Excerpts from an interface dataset

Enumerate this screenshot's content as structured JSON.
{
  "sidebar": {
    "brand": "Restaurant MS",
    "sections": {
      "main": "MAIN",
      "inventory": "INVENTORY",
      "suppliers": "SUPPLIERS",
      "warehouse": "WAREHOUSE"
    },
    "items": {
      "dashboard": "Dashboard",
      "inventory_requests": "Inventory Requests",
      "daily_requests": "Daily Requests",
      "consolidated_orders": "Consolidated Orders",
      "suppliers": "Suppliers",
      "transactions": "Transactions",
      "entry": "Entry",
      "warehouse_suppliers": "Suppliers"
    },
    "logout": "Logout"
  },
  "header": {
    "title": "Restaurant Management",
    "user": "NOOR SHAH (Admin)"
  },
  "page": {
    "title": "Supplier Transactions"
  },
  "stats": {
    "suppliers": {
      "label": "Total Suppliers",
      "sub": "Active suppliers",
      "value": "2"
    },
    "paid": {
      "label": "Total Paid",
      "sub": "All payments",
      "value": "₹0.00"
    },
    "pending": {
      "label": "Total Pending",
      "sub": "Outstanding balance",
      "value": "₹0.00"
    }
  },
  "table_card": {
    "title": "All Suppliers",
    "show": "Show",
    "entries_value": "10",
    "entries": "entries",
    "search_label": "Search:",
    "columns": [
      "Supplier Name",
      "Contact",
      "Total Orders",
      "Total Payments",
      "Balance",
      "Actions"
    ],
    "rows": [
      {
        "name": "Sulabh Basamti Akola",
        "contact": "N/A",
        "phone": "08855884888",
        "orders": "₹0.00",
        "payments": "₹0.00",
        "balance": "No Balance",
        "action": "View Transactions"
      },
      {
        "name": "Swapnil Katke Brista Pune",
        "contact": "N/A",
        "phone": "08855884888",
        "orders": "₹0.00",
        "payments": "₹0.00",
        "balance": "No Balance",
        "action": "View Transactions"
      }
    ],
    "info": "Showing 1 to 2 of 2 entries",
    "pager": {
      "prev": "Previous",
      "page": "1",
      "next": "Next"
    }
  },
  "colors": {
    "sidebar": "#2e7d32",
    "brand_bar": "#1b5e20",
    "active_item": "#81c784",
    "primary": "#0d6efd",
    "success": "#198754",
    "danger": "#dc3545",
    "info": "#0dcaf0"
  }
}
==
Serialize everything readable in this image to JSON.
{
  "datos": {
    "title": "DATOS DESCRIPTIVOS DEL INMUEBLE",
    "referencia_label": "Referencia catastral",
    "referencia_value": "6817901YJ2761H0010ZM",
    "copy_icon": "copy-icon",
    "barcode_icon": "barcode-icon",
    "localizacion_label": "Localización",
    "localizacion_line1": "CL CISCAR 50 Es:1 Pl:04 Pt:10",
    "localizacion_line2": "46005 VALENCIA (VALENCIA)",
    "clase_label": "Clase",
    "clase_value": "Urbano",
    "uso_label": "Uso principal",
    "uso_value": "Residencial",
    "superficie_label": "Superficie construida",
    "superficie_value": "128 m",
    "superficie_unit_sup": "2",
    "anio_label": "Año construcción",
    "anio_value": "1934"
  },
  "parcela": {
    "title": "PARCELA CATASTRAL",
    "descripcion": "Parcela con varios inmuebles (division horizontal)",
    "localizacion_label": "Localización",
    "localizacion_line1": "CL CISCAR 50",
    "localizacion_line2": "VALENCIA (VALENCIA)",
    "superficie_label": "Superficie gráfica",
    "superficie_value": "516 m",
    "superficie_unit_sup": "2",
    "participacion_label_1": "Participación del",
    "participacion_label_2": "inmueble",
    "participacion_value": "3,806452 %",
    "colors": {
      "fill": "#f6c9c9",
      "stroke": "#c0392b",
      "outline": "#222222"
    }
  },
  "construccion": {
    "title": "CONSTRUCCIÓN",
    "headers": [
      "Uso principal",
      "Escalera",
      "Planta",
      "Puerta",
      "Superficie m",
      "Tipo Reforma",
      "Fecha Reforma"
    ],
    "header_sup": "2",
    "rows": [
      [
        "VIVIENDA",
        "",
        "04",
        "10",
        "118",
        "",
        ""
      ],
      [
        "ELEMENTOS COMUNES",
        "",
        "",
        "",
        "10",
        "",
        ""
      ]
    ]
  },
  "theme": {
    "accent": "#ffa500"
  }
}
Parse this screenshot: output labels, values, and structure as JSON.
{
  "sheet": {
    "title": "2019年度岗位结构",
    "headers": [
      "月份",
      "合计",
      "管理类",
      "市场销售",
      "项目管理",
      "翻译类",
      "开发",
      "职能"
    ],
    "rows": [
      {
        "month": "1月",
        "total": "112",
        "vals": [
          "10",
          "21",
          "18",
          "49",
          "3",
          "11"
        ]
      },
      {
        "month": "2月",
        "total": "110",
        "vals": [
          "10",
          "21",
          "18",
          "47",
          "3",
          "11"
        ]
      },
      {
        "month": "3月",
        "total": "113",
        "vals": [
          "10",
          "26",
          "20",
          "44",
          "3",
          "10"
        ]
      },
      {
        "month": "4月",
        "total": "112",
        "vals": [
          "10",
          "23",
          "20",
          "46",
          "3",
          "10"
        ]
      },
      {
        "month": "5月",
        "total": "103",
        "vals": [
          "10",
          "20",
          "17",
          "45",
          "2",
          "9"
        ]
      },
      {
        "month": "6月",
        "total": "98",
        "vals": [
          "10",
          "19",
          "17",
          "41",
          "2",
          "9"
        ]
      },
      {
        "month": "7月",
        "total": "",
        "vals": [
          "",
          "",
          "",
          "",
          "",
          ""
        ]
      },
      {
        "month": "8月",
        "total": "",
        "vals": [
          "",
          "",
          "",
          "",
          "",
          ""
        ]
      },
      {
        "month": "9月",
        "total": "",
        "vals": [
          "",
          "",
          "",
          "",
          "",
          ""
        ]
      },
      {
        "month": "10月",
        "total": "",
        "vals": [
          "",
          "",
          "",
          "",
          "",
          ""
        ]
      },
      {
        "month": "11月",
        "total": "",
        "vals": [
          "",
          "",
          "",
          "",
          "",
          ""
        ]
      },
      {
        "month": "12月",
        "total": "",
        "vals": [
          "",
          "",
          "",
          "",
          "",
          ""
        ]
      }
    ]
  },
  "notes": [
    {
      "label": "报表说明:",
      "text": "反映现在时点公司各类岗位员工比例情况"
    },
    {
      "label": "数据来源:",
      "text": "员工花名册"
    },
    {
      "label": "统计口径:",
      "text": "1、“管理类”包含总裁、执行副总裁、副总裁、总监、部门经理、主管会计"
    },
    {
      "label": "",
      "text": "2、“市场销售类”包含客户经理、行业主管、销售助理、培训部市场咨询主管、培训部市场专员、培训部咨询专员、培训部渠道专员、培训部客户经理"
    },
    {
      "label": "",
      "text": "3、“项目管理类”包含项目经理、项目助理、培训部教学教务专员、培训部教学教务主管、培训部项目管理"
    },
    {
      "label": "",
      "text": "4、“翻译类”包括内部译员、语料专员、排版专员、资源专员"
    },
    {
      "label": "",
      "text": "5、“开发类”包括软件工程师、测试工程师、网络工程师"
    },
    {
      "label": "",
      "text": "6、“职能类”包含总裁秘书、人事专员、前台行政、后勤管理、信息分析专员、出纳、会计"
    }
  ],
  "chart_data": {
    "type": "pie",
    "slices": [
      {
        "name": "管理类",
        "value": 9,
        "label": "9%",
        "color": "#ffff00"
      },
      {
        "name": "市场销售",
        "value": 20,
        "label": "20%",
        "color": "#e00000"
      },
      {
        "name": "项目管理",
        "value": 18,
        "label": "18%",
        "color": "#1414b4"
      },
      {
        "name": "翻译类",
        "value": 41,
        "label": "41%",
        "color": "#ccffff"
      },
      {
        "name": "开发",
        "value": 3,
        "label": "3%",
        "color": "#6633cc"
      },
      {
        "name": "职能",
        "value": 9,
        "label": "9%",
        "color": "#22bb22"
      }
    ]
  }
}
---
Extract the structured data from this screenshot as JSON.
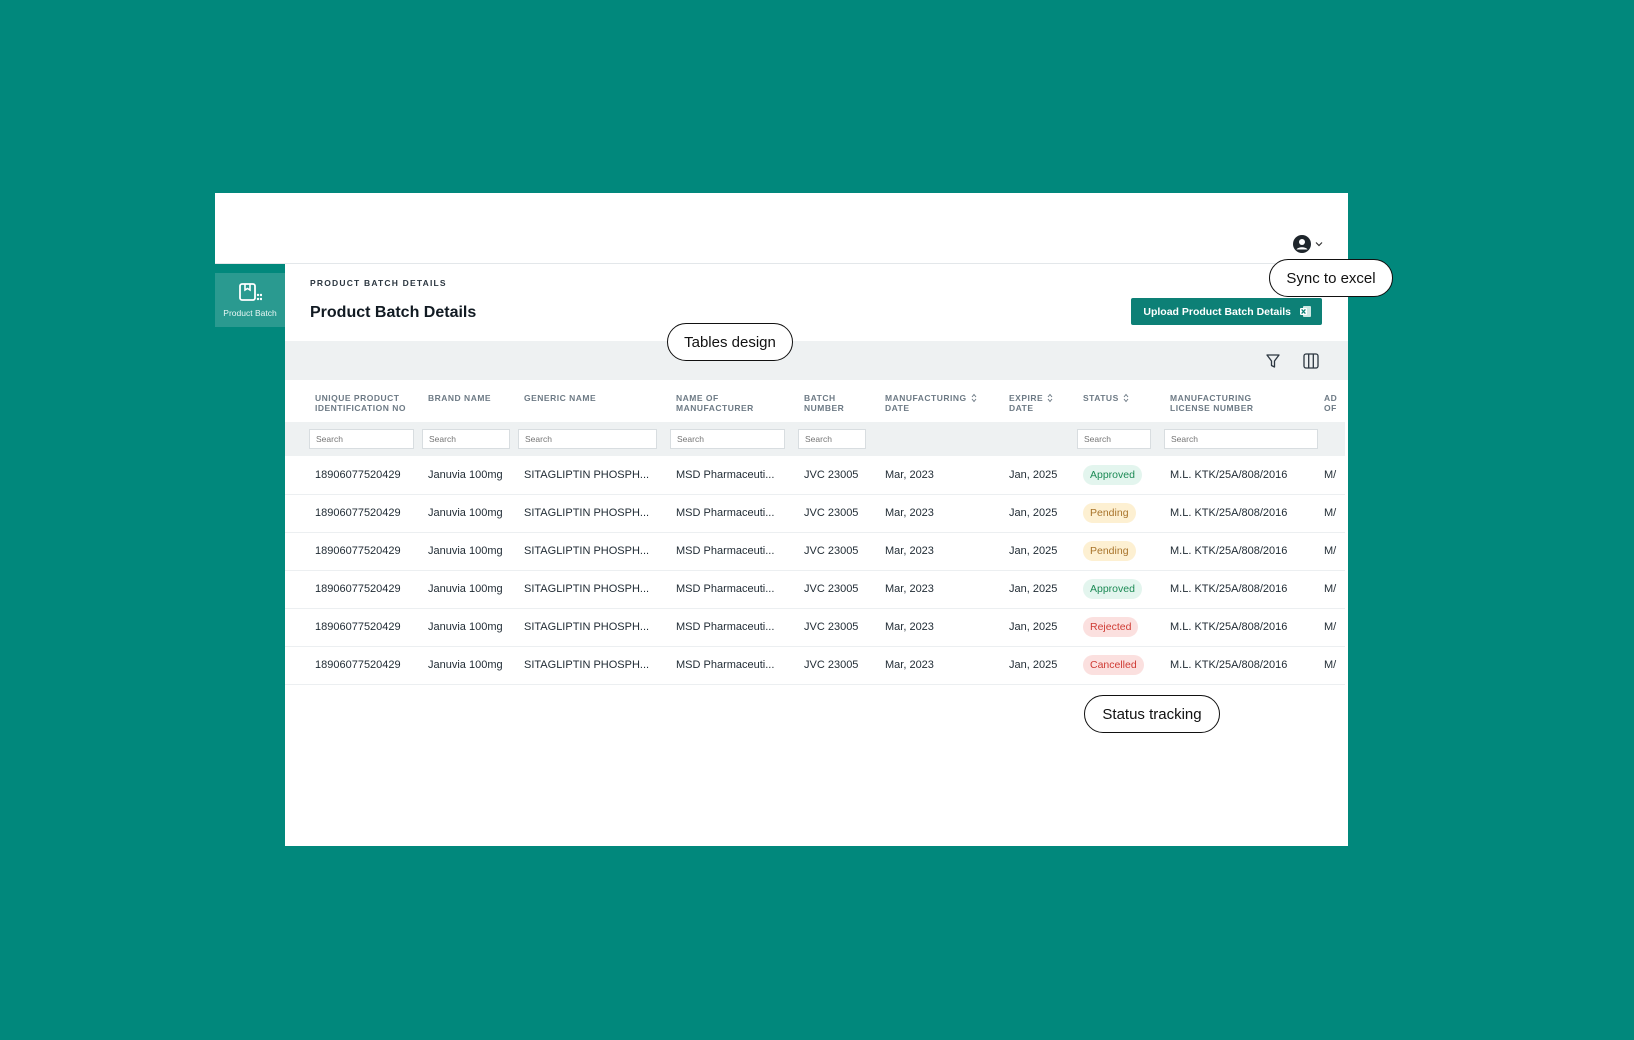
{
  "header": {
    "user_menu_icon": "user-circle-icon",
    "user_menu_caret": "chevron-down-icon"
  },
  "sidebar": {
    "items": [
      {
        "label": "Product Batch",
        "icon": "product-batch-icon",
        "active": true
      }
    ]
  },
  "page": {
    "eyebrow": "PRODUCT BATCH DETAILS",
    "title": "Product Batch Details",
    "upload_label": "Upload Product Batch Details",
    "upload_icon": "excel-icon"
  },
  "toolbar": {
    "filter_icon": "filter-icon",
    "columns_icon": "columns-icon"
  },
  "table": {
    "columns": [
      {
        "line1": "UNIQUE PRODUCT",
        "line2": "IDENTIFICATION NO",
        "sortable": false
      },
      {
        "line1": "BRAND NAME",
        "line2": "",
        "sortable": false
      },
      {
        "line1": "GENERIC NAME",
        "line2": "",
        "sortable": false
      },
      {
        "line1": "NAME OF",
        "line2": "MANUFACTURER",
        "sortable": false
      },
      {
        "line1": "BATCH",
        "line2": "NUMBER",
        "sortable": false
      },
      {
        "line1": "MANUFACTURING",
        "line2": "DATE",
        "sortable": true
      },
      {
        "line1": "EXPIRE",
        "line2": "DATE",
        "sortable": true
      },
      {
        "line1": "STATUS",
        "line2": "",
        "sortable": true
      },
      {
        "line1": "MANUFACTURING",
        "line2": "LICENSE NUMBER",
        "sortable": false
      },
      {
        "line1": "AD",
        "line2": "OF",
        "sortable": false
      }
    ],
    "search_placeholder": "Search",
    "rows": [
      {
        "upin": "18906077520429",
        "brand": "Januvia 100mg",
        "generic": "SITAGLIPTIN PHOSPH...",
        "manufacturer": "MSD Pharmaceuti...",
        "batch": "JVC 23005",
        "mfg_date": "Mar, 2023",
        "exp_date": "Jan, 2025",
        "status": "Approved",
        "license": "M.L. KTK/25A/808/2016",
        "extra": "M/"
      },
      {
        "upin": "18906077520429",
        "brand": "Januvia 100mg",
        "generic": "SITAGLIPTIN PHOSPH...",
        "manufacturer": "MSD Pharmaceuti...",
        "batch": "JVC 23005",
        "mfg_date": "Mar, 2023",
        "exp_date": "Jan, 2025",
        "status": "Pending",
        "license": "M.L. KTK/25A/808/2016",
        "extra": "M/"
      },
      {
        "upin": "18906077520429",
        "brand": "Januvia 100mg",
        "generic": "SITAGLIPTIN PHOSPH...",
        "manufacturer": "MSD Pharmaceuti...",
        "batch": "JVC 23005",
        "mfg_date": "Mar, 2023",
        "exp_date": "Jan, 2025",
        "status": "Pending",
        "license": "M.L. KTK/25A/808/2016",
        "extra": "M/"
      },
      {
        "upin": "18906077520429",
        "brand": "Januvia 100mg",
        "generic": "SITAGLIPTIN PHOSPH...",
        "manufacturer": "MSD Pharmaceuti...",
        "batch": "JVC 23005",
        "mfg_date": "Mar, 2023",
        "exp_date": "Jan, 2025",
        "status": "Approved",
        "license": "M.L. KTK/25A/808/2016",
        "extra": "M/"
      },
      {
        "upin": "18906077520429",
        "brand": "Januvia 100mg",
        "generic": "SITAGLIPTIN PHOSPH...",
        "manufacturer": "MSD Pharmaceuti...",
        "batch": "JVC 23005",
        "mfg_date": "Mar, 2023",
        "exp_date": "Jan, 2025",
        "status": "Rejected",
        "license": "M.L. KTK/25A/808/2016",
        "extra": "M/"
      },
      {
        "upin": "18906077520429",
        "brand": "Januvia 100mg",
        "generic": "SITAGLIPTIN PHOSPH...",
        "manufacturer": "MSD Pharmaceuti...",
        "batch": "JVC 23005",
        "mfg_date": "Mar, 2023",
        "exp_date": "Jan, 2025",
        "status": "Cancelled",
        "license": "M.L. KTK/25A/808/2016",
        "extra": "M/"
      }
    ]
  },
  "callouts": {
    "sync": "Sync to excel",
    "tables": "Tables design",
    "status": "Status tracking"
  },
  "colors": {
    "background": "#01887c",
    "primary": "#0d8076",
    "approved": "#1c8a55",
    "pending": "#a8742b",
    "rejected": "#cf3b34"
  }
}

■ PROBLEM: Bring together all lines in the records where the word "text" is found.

■ WRITTEN SOLUTION:
      "text": "反映现在时点公司各类岗位员工比例情况"
      "text": "员工花名册"
      "text": "1、“管理类”包含总裁、执行副总裁、副总裁、总监、部门经理、主管会计"
      "text": "2、“市场销售类”包含客户经理、行业主管、销售助理、培训部市场咨询主管、培训部市场专员、培训部咨询专员、培训部渠道专员、培训部客户经理"
      "text": "3、“项目管理类”包含项目经理、项目助理、培训部教学教务专员、培训部教学教务主管、培训部项目管理"
      "text": "4、“翻译类”包括内部译员、语料专员、排版专员、资源专员"
      "text": "5、“开发类”包括软件工程师、测试工程师、网络工程师"
      "text": "6、“职能类”包含总裁秘书、人事专员、前台行政、后勤管理、信息分析专员、出纳、会计"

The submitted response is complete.